TASK DIRECTIONS: Every entry is to be returned verbatim.

DATA FOR PROCESSING:
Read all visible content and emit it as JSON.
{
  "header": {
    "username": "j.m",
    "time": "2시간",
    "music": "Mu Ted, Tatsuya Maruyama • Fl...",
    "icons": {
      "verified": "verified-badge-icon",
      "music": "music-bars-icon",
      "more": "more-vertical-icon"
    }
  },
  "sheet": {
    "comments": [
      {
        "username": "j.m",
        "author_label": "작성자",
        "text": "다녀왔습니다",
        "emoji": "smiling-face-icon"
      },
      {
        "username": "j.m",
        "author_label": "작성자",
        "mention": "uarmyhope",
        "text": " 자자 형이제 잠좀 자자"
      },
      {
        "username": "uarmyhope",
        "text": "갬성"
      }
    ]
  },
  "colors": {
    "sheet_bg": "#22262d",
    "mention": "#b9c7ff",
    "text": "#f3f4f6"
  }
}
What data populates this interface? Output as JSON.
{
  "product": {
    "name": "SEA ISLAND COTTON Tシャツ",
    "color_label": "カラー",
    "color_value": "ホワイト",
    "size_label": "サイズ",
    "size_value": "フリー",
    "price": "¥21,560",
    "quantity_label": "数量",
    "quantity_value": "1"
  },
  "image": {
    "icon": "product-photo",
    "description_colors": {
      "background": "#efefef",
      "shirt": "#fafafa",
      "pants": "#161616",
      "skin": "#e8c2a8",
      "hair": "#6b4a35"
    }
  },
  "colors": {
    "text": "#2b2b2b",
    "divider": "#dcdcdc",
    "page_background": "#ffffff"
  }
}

YOUR RESPONSE:
Read all visible content and emit it as JSON.
{
  "header": {
    "username": "j.m",
    "time": "2시간",
    "music": "Mu Ted, Tatsuya Maruyama • Fl...",
    "icons": {
      "verified": "verified-badge-icon",
      "music": "music-bars-icon",
      "more": "more-vertical-icon"
    }
  },
  "sheet": {
    "comments": [
      {
        "username": "j.m",
        "author_label": "작성자",
        "text": "다녀왔습니다",
        "emoji": "smiling-face-icon"
      },
      {
        "username": "j.m",
        "author_label": "작성자",
        "mention": "uarmyhope",
        "text": " 자자 형이제 잠좀 자자"
      },
      {
        "username": "uarmyhope",
        "text": "갬성"
      }
    ]
  },
  "colors": {
    "sheet_bg": "#22262d",
    "mention": "#b9c7ff",
    "text": "#f3f4f6"
  }
}
What data populates this interface? Output as JSON.
{
  "product": {
    "name": "SEA ISLAND COTTON Tシャツ",
    "color_label": "カラー",
    "color_value": "ホワイト",
    "size_label": "サイズ",
    "size_value": "フリー",
    "price": "¥21,560",
    "quantity_label": "数量",
    "quantity_value": "1"
  },
  "image": {
    "icon": "product-photo",
    "description_colors": {
      "background": "#efefef",
      "shirt": "#fafafa",
      "pants": "#161616",
      "skin": "#e8c2a8",
      "hair": "#6b4a35"
    }
  },
  "colors": {
    "text": "#2b2b2b",
    "divider": "#dcdcdc",
    "page_background": "#ffffff"
  }
}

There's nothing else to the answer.